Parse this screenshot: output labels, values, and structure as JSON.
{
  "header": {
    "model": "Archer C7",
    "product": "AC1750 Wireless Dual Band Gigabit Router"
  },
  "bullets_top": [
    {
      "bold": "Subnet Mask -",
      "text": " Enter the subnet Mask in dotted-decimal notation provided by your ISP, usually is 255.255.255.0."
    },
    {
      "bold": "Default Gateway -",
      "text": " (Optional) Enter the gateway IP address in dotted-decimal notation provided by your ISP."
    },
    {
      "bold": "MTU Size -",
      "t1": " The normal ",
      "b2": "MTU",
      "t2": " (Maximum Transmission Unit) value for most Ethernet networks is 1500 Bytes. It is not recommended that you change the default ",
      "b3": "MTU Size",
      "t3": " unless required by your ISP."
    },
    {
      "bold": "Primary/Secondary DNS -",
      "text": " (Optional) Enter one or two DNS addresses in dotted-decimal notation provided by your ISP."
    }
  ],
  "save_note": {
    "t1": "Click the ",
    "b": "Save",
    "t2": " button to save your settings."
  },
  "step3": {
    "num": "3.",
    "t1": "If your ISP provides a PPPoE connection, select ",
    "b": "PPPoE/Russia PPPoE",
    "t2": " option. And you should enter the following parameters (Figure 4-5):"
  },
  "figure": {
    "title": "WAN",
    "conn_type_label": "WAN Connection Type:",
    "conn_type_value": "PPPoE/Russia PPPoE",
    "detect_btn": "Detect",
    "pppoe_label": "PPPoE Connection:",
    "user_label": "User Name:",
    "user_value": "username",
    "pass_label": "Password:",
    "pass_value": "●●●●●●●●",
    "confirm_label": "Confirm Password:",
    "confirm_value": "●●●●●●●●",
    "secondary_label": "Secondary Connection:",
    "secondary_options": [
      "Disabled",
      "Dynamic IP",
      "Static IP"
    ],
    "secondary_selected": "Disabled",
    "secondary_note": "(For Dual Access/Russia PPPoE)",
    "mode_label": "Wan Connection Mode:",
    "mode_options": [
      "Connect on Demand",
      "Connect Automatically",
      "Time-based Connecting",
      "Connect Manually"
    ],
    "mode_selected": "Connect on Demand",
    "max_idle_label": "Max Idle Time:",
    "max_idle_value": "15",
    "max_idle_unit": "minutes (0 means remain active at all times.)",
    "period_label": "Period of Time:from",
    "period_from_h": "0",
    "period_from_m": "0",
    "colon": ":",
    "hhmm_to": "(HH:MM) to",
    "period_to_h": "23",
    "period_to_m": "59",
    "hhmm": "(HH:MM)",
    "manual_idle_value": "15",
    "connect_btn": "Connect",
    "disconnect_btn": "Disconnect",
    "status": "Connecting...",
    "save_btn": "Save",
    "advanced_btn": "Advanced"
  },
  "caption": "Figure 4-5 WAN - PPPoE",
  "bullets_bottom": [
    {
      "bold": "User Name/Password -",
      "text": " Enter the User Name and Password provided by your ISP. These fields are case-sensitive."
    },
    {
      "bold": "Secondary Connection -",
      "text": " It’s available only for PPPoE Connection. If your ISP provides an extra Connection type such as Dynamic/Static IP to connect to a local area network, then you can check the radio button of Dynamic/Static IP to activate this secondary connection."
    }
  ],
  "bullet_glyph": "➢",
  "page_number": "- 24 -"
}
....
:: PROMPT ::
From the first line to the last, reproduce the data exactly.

:: RESULT OF THIS EXERCISE ::
Parse this screenshot: output labels, values, and structure as JSON.
{
  "header": {
    "model": "Archer C7",
    "product": "AC1750 Wireless Dual Band Gigabit Router"
  },
  "bullets_top": [
    {
      "bold": "Subnet Mask -",
      "text": " Enter the subnet Mask in dotted-decimal notation provided by your ISP, usually is 255.255.255.0."
    },
    {
      "bold": "Default Gateway -",
      "text": " (Optional) Enter the gateway IP address in dotted-decimal notation provided by your ISP."
    },
    {
      "bold": "MTU Size -",
      "t1": " The normal ",
      "b2": "MTU",
      "t2": " (Maximum Transmission Unit) value for most Ethernet networks is 1500 Bytes. It is not recommended that you change the default ",
      "b3": "MTU Size",
      "t3": " unless required by your ISP."
    },
    {
      "bold": "Primary/Secondary DNS -",
      "text": " (Optional) Enter one or two DNS addresses in dotted-decimal notation provided by your ISP."
    }
  ],
  "save_note": {
    "t1": "Click the ",
    "b": "Save",
    "t2": " button to save your settings."
  },
  "step3": {
    "num": "3.",
    "t1": "If your ISP provides a PPPoE connection, select ",
    "b": "PPPoE/Russia PPPoE",
    "t2": " option. And you should enter the following parameters (Figure 4-5):"
  },
  "figure": {
    "title": "WAN",
    "conn_type_label": "WAN Connection Type:",
    "conn_type_value": "PPPoE/Russia PPPoE",
    "detect_btn": "Detect",
    "pppoe_label": "PPPoE Connection:",
    "user_label": "User Name:",
    "user_value": "username",
    "pass_label": "Password:",
    "pass_value": "●●●●●●●●",
    "confirm_label": "Confirm Password:",
    "confirm_value": "●●●●●●●●",
    "secondary_label": "Secondary Connection:",
    "secondary_options": [
      "Disabled",
      "Dynamic IP",
      "Static IP"
    ],
    "secondary_selected": "Disabled",
    "secondary_note": "(For Dual Access/Russia PPPoE)",
    "mode_label": "Wan Connection Mode:",
    "mode_options": [
      "Connect on Demand",
      "Connect Automatically",
      "Time-based Connecting",
      "Connect Manually"
    ],
    "mode_selected": "Connect on Demand",
    "max_idle_label": "Max Idle Time:",
    "max_idle_value": "15",
    "max_idle_unit": "minutes (0 means remain active at all times.)",
    "period_label": "Period of Time:from",
    "period_from_h": "0",
    "period_from_m": "0",
    "colon": ":",
    "hhmm_to": "(HH:MM) to",
    "period_to_h": "23",
    "period_to_m": "59",
    "hhmm": "(HH:MM)",
    "manual_idle_value": "15",
    "connect_btn": "Connect",
    "disconnect_btn": "Disconnect",
    "status": "Connecting...",
    "save_btn": "Save",
    "advanced_btn": "Advanced"
  },
  "caption": "Figure 4-5 WAN - PPPoE",
  "bullets_bottom": [
    {
      "bold": "User Name/Password -",
      "text": " Enter the User Name and Password provided by your ISP. These fields are case-sensitive."
    },
    {
      "bold": "Secondary Connection -",
      "text": " It’s available only for PPPoE Connection. If your ISP provides an extra Connection type such as Dynamic/Static IP to connect to a local area network, then you can check the radio button of Dynamic/Static IP to activate this secondary connection."
    }
  ],
  "bullet_glyph": "➢",
  "page_number": "- 24 -"
}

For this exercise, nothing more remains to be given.